This little family wasn't expecting visitors so I left them alone after I fired off 5-6 photos. 
The parents are 3 - 3.5 feet tall (1 meter).  Those little chicks have a lot of growing to do.

Saturday, May 9, 2015

Slipping Into the Mind of the Fairies

If you've read my earlier work (What! Why Not? Go to Amazon immediately and get started.)

Now, what was I saying ... oh yes, If you've read my earlier work, you watched as I pulled on the baggy skin of the trolls before peeling back the skin to expose my claws as I embodied the soul of the dragons. (I love thinking in dragon). Fans reach out to me all time with questions like: Where did that come from? Your dragons are so unique.

I wish I knew. 

The truth is, I've been spinning adventures my whole life. There's a lot going on between my ears, and none of it is boring. I can't help but feel empathy for the bird stubbornly refusing to abandon her eggs in a violent downpour, or imagine what that human (me) looks like to the chipmunk as he hides in his burrow. Some of that led me to the trolls and dragons, but it takes something more to think in dragon. 

I bring this up today, because I've had to leave my scaly, feathered friends and move on to the fairies. You'll note I have not been kind to the fae thus far in Legends of the Aurora. Many legends regarding fairies spin them as wicked, but give me time to spin the legend around to the why. Fairies started this mess, and I have to write everyone through it. But I think you can understand how hard it is for me to feel empathy for creatures I've reviled for 600 pages. 

Don't worry. I'm up to the challenge. It's just that I miss the dragons. So I bring them along to keep my company. In a big way. Can't wait to share book three, [working title ...] 

Drum Roll, please. 

Seeds of Madness

Prepare to be floored by the truth behind the legend.

Wednesday, May 6, 2015

Every Life is a Story

I've been brainstorming ways to engage the public along with my friend, Linda Bricco Shalk. Linda is the mad genius behind The Press project that launched the half million words and counting of the Legends of the Aurora. Linda took a chance on me, and I'm helping her to find others. 

My latest idea is a Meet Your Neighbor running feature. It builds on my premise that every life contains dozens of stories. Every life is lived in a different way. It's the stuff of a writer's wet dream. All we need do is draw it out of people. Here are some examples from my life.

I once stood shoulder to shoulder on the bank of an Alaskan river as the salmon ran. Anglers were pulling in fish as fast as they could cast, but I never even had a nibble.

I once kissed the famous blarney stone, and it's nothing like you would expect.

I won a jump rope jingle contest when I was in first grade.
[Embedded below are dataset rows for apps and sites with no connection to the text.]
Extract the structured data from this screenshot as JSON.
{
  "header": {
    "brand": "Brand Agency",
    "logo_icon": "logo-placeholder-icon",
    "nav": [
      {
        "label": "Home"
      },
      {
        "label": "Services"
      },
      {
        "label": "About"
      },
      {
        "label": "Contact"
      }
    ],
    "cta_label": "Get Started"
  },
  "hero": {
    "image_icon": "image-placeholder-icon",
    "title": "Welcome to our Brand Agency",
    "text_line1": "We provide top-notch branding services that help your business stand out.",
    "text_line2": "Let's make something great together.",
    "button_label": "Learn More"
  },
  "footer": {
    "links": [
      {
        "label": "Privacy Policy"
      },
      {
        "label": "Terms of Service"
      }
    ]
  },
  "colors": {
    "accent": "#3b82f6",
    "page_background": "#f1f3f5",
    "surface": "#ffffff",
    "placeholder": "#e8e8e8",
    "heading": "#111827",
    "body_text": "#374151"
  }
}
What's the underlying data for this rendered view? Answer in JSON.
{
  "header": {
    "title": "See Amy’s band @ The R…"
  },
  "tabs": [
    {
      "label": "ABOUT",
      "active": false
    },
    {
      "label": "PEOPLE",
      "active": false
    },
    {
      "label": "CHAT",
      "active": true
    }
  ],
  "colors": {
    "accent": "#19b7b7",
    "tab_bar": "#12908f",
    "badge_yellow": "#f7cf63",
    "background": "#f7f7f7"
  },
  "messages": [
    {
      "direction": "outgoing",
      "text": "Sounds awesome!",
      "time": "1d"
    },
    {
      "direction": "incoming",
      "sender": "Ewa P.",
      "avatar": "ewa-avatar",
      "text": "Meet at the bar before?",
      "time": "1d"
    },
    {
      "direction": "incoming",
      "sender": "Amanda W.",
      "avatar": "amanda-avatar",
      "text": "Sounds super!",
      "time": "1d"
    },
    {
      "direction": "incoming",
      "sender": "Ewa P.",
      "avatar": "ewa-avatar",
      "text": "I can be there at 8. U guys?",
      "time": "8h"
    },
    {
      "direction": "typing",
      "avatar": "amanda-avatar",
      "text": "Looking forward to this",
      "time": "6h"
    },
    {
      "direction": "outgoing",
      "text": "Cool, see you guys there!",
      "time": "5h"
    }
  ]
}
It was perhaps, my first writing gig.

An English teacher in high school drove me crazy, and I hated her class until I turned in the journal we were required to keep. She wrote the kindest words in the margin including a special one that read: Beautiful. You should write for a living. I didn't believe her, but I've never forgotten, and I still have the notebook. (Thank you Mrs. Ann Jenkins) I believe you now.

I once "saved" a young boy from drowning. Well, he thought he was drowning, but it was really nothing more than his head went under for a second or two. He was terrified. I'm told he remembered me for years.

As a child, I had more than 50 stuffed animals, and they all had names with complete background stories. I still remember them to this day. (I really have been writing my whole life)

As a little girl, I would cry when my mother forced me to wear a dress. I'm still more comfortable in jeans.

Dolls creep me out. Really creep me out.

You get it. Not sure when we'll launch this project as Linda is about to go to press, but each one of those memories is a short story. Share your memories below. I'd love to open your cover to take a peek.